Dataset Block Start

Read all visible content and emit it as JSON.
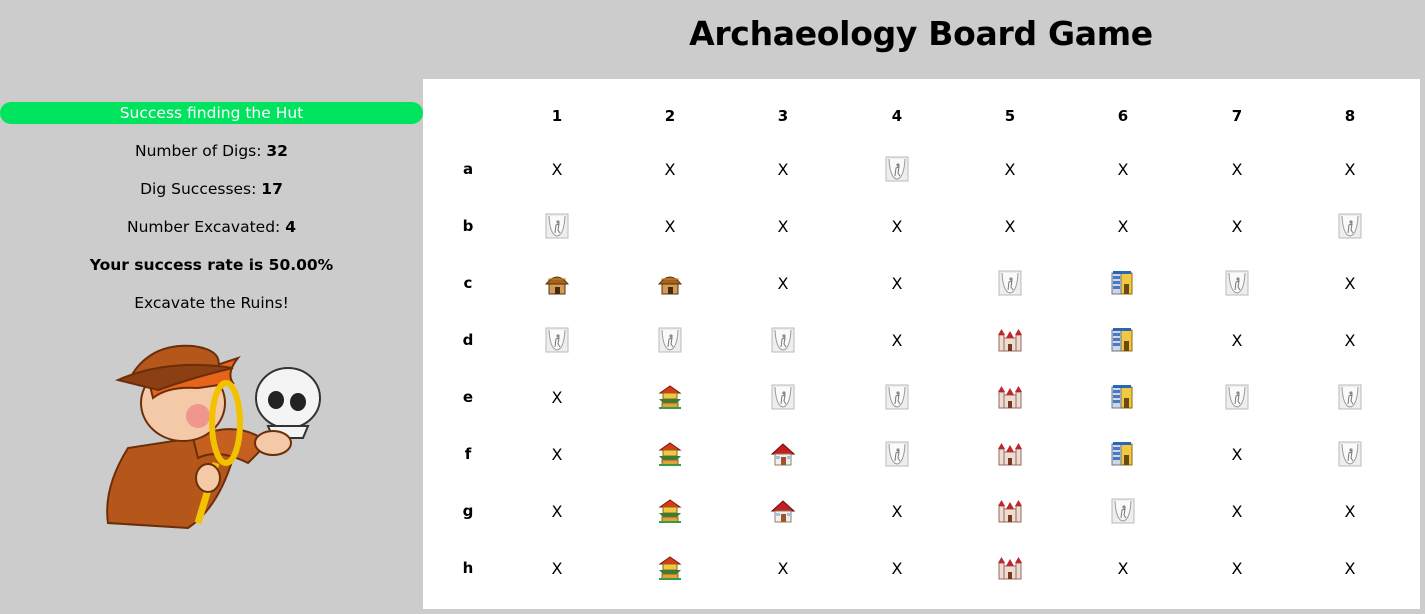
{
  "title": "Archaeology Board Game",
  "sidebar": {
    "banner": "Success finding the Hut",
    "digs_label": "Number of Digs: ",
    "digs_value": "32",
    "successes_label": "Dig Successes: ",
    "successes_value": "17",
    "excavated_label": "Number Excavated: ",
    "excavated_value": "4",
    "success_rate": "Your success rate is 50.00%",
    "instruction": "Excavate the Ruins!",
    "mascot_icon": "explorer-with-magnifier-and-skull-icon"
  },
  "board": {
    "columns": [
      "1",
      "2",
      "3",
      "4",
      "5",
      "6",
      "7",
      "8"
    ],
    "rows": [
      {
        "label": "a",
        "cells": [
          "X",
          "X",
          "X",
          "dug",
          "X",
          "X",
          "X",
          "X"
        ]
      },
      {
        "label": "b",
        "cells": [
          "dug",
          "X",
          "X",
          "X",
          "X",
          "X",
          "X",
          "dug"
        ]
      },
      {
        "label": "c",
        "cells": [
          "hut",
          "hut",
          "X",
          "X",
          "dug",
          "building",
          "dug",
          "X"
        ]
      },
      {
        "label": "d",
        "cells": [
          "dug",
          "dug",
          "dug",
          "X",
          "castle",
          "building",
          "X",
          "X"
        ]
      },
      {
        "label": "e",
        "cells": [
          "X",
          "temple",
          "dug",
          "dug",
          "castle",
          "building",
          "dug",
          "dug"
        ]
      },
      {
        "label": "f",
        "cells": [
          "X",
          "temple",
          "house",
          "dug",
          "castle",
          "building",
          "X",
          "dug"
        ]
      },
      {
        "label": "g",
        "cells": [
          "X",
          "temple",
          "house",
          "X",
          "castle",
          "dug",
          "X",
          "X"
        ]
      },
      {
        "label": "h",
        "cells": [
          "X",
          "temple",
          "X",
          "X",
          "castle",
          "X",
          "X",
          "X"
        ]
      }
    ],
    "empty_symbol": "X"
  },
  "icons": {
    "dug": "excavated-hole-icon",
    "hut": "hut-icon",
    "building": "shop-building-icon",
    "castle": "castle-icon",
    "temple": "temple-icon",
    "house": "house-icon"
  },
  "colors": {
    "background": "#cccccc",
    "banner": "#00e35f",
    "board": "#ffffff"
  }
}
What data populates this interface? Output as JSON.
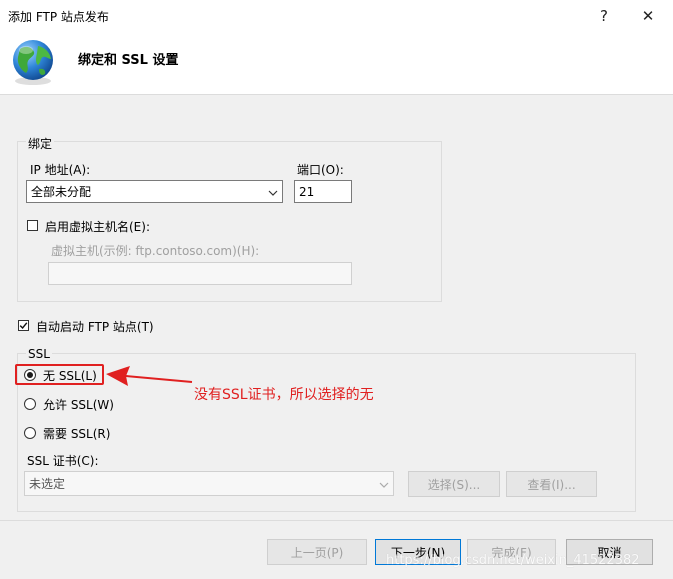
{
  "window": {
    "title": "添加 FTP 站点发布",
    "help_symbol": "?",
    "close_symbol": "✕"
  },
  "header": {
    "title": "绑定和 SSL 设置"
  },
  "binding": {
    "group_label": "绑定",
    "ip_label": "IP 地址(A):",
    "ip_value": "全部未分配",
    "port_label": "端口(O):",
    "port_value": "21",
    "virtual_host_checkbox_label": "启用虚拟主机名(E):",
    "virtual_host_field_label": "虚拟主机(示例: ftp.contoso.com)(H):",
    "virtual_host_value": ""
  },
  "autostart": {
    "label": "自动启动 FTP 站点(T)",
    "checked": true
  },
  "ssl": {
    "group_label": "SSL",
    "options": [
      {
        "label": "无 SSL(L)",
        "checked": true
      },
      {
        "label": "允许 SSL(W)",
        "checked": false
      },
      {
        "label": "需要 SSL(R)",
        "checked": false
      }
    ],
    "cert_label": "SSL 证书(C):",
    "cert_value": "未选定",
    "select_button": "选择(S)...",
    "view_button": "查看(I)..."
  },
  "annotation": {
    "text": "没有SSL证书，所以选择的无",
    "color": "#e02020"
  },
  "footer": {
    "prev_button": "上一页(P)",
    "next_button": "下一步(N)",
    "finish_button": "完成(F)",
    "cancel_button": "取消"
  },
  "watermark": {
    "text": "https://blog.csdn.net/weixin_41522382"
  }
}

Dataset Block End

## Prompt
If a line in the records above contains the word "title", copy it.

## Result of this task
  "title": "Archaeology Board Game",
    "title": "添加 FTP 站点发布",
    "title": "绑定和 SSL 设置"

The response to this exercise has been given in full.